Excerpts from an interface dataset

= Beginning of Section =

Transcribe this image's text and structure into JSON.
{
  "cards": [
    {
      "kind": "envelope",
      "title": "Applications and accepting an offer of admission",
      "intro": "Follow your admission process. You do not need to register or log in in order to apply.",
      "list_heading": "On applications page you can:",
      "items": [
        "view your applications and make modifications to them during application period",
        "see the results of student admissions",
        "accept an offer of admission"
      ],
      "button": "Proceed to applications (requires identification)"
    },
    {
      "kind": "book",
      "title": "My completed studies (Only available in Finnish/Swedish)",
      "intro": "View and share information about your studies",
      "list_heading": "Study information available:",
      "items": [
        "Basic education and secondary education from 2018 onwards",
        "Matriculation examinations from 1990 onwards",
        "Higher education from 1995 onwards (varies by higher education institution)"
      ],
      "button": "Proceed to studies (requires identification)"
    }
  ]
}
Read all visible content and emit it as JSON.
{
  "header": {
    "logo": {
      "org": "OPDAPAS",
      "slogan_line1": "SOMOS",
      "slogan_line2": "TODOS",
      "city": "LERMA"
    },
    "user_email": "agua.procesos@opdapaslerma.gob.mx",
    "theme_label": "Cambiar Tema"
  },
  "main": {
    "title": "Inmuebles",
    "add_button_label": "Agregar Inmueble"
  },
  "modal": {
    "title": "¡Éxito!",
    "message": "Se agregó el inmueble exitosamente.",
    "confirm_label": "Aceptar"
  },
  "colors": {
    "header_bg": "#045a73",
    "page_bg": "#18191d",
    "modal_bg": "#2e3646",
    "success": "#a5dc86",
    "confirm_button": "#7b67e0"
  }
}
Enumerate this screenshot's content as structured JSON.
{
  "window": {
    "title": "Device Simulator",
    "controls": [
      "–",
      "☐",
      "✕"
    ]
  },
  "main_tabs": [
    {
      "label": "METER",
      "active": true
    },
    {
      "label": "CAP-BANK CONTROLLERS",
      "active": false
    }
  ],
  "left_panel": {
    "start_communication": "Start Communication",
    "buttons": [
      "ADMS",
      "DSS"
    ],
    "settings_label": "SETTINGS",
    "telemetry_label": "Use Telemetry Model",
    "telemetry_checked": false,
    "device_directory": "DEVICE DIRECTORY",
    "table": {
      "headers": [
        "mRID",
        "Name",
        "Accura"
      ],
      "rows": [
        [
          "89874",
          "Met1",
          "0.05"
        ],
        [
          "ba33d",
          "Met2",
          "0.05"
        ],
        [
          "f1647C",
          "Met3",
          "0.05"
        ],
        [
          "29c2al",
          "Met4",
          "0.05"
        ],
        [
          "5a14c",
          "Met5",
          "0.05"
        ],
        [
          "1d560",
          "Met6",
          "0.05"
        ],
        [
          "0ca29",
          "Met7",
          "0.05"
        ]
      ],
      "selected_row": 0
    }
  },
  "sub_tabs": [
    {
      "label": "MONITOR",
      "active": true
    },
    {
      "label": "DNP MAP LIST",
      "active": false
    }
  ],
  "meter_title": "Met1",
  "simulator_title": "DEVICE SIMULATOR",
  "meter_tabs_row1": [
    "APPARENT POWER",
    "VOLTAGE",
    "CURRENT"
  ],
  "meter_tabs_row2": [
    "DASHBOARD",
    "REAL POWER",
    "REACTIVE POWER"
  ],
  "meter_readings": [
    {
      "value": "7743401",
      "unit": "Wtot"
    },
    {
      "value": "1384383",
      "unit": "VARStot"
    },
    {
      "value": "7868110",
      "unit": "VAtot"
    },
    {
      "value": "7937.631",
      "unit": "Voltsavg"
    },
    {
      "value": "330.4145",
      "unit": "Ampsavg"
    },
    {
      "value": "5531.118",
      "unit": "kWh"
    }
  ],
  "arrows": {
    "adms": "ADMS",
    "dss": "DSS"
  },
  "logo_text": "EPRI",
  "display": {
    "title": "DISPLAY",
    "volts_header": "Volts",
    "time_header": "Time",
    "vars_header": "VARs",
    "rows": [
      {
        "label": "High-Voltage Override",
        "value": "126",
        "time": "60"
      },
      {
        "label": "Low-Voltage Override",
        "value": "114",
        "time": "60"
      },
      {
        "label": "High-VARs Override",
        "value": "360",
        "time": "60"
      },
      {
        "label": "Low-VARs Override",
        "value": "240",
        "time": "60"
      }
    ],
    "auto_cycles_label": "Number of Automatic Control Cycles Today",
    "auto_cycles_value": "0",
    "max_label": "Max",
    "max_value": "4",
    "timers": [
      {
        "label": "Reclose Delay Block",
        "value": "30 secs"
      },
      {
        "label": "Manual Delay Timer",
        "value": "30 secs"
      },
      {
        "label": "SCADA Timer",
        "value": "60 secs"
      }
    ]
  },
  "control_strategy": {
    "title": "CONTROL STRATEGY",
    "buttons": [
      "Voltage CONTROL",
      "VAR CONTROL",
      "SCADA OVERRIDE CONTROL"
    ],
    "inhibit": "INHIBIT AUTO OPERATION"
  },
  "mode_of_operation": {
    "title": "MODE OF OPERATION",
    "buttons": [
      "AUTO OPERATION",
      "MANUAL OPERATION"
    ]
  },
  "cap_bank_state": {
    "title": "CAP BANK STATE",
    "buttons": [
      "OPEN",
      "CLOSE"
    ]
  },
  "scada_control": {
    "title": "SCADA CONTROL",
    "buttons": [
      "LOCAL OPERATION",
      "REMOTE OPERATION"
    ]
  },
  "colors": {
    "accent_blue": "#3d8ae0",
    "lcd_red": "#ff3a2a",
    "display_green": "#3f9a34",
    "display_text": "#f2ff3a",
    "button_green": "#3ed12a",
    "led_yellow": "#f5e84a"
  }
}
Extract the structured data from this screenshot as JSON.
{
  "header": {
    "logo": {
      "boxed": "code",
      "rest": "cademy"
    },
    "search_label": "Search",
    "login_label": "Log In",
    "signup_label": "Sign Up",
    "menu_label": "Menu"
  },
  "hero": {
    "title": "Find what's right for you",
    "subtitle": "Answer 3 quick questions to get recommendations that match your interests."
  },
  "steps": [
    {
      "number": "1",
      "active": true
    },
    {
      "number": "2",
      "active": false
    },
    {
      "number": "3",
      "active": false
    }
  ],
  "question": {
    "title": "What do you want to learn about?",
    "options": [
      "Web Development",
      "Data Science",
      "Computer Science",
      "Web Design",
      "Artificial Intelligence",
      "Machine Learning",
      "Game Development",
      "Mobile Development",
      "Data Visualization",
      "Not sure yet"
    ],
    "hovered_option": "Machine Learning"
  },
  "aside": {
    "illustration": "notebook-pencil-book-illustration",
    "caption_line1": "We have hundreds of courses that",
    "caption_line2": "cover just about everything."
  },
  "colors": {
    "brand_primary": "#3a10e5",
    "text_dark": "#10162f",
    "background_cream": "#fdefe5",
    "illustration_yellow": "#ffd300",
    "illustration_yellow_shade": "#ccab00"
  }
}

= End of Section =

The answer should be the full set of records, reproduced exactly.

Transcribe this image's text and structure into JSON.
{
  "cards": [
    {
      "kind": "envelope",
      "title": "Applications and accepting an offer of admission",
      "intro": "Follow your admission process. You do not need to register or log in in order to apply.",
      "list_heading": "On applications page you can:",
      "items": [
        "view your applications and make modifications to them during application period",
        "see the results of student admissions",
        "accept an offer of admission"
      ],
      "button": "Proceed to applications (requires identification)"
    },
    {
      "kind": "book",
      "title": "My completed studies (Only available in Finnish/Swedish)",
      "intro": "View and share information about your studies",
      "list_heading": "Study information available:",
      "items": [
        "Basic education and secondary education from 2018 onwards",
        "Matriculation examinations from 1990 onwards",
        "Higher education from 1995 onwards (varies by higher education institution)"
      ],
      "button": "Proceed to studies (requires identification)"
    }
  ]
}
Read all visible content and emit it as JSON.
{
  "header": {
    "logo": {
      "org": "OPDAPAS",
      "slogan_line1": "SOMOS",
      "slogan_line2": "TODOS",
      "city": "LERMA"
    },
    "user_email": "agua.procesos@opdapaslerma.gob.mx",
    "theme_label": "Cambiar Tema"
  },
  "main": {
    "title": "Inmuebles",
    "add_button_label": "Agregar Inmueble"
  },
  "modal": {
    "title": "¡Éxito!",
    "message": "Se agregó el inmueble exitosamente.",
    "confirm_label": "Aceptar"
  },
  "colors": {
    "header_bg": "#045a73",
    "page_bg": "#18191d",
    "modal_bg": "#2e3646",
    "success": "#a5dc86",
    "confirm_button": "#7b67e0"
  }
}
Enumerate this screenshot's content as structured JSON.
{
  "window": {
    "title": "Device Simulator",
    "controls": [
      "–",
      "☐",
      "✕"
    ]
  },
  "main_tabs": [
    {
      "label": "METER",
      "active": true
    },
    {
      "label": "CAP-BANK CONTROLLERS",
      "active": false
    }
  ],
  "left_panel": {
    "start_communication": "Start Communication",
    "buttons": [
      "ADMS",
      "DSS"
    ],
    "settings_label": "SETTINGS",
    "telemetry_label": "Use Telemetry Model",
    "telemetry_checked": false,
    "device_directory": "DEVICE DIRECTORY",
    "table": {
      "headers": [
        "mRID",
        "Name",
        "Accura"
      ],
      "rows": [
        [
          "89874",
          "Met1",
          "0.05"
        ],
        [
          "ba33d",
          "Met2",
          "0.05"
        ],
        [
          "f1647C",
          "Met3",
          "0.05"
        ],
        [
          "29c2al",
          "Met4",
          "0.05"
        ],
        [
          "5a14c",
          "Met5",
          "0.05"
        ],
        [
          "1d560",
          "Met6",
          "0.05"
        ],
        [
          "0ca29",
          "Met7",
          "0.05"
        ]
      ],
      "selected_row": 0
    }
  },
  "sub_tabs": [
    {
      "label": "MONITOR",
      "active": true
    },
    {
      "label": "DNP MAP LIST",
      "active": false
    }
  ],
  "meter_title": "Met1",
  "simulator_title": "DEVICE SIMULATOR",
  "meter_tabs_row1": [
    "APPARENT POWER",
    "VOLTAGE",
    "CURRENT"
  ],
  "meter_tabs_row2": [
    "DASHBOARD",
    "REAL POWER",
    "REACTIVE POWER"
  ],
  "meter_readings": [
    {
      "value": "7743401",
      "unit": "Wtot"
    },
    {
      "value": "1384383",
      "unit": "VARStot"
    },
    {
      "value": "7868110",
      "unit": "VAtot"
    },
    {
      "value": "7937.631",
      "unit": "Voltsavg"
    },
    {
      "value": "330.4145",
      "unit": "Ampsavg"
    },
    {
      "value": "5531.118",
      "unit": "kWh"
    }
  ],
  "arrows": {
    "adms": "ADMS",
    "dss": "DSS"
  },
  "logo_text": "EPRI",
  "display": {
    "title": "DISPLAY",
    "volts_header": "Volts",
    "time_header": "Time",
    "vars_header": "VARs",
    "rows": [
      {
        "label": "High-Voltage Override",
        "value": "126",
        "time": "60"
      },
      {
        "label": "Low-Voltage Override",
        "value": "114",
        "time": "60"
      },
      {
        "label": "High-VARs Override",
        "value": "360",
        "time": "60"
      },
      {
        "label": "Low-VARs Override",
        "value": "240",
        "time": "60"
      }
    ],
    "auto_cycles_label": "Number of Automatic Control Cycles Today",
    "auto_cycles_value": "0",
    "max_label": "Max",
    "max_value": "4",
    "timers": [
      {
        "label": "Reclose Delay Block",
        "value": "30 secs"
      },
      {
        "label": "Manual Delay Timer",
        "value": "30 secs"
      },
      {
        "label": "SCADA Timer",
        "value": "60 secs"
      }
    ]
  },
  "control_strategy": {
    "title": "CONTROL STRATEGY",
    "buttons": [
      "Voltage CONTROL",
      "VAR CONTROL",
      "SCADA OVERRIDE CONTROL"
    ],
    "inhibit": "INHIBIT AUTO OPERATION"
  },
  "mode_of_operation": {
    "title": "MODE OF OPERATION",
    "buttons": [
      "AUTO OPERATION",
      "MANUAL OPERATION"
    ]
  },
  "cap_bank_state": {
    "title": "CAP BANK STATE",
    "buttons": [
      "OPEN",
      "CLOSE"
    ]
  },
  "scada_control": {
    "title": "SCADA CONTROL",
    "buttons": [
      "LOCAL OPERATION",
      "REMOTE OPERATION"
    ]
  },
  "colors": {
    "accent_blue": "#3d8ae0",
    "lcd_red": "#ff3a2a",
    "display_green": "#3f9a34",
    "display_text": "#f2ff3a",
    "button_green": "#3ed12a",
    "led_yellow": "#f5e84a"
  }
}
Extract the structured data from this screenshot as JSON.
{
  "header": {
    "logo": {
      "boxed": "code",
      "rest": "cademy"
    },
    "search_label": "Search",
    "login_label": "Log In",
    "signup_label": "Sign Up",
    "menu_label": "Menu"
  },
  "hero": {
    "title": "Find what's right for you",
    "subtitle": "Answer 3 quick questions to get recommendations that match your interests."
  },
  "steps": [
    {
      "number": "1",
      "active": true
    },
    {
      "number": "2",
      "active": false
    },
    {
      "number": "3",
      "active": false
    }
  ],
  "question": {
    "title": "What do you want to learn about?",
    "options": [
      "Web Development",
      "Data Science",
      "Computer Science",
      "Web Design",
      "Artificial Intelligence",
      "Machine Learning",
      "Game Development",
      "Mobile Development",
      "Data Visualization",
      "Not sure yet"
    ],
    "hovered_option": "Machine Learning"
  },
  "aside": {
    "illustration": "notebook-pencil-book-illustration",
    "caption_line1": "We have hundreds of courses that",
    "caption_line2": "cover just about everything."
  },
  "colors": {
    "brand_primary": "#3a10e5",
    "text_dark": "#10162f",
    "background_cream": "#fdefe5",
    "illustration_yellow": "#ffd300",
    "illustration_yellow_shade": "#ccab00"
  }
}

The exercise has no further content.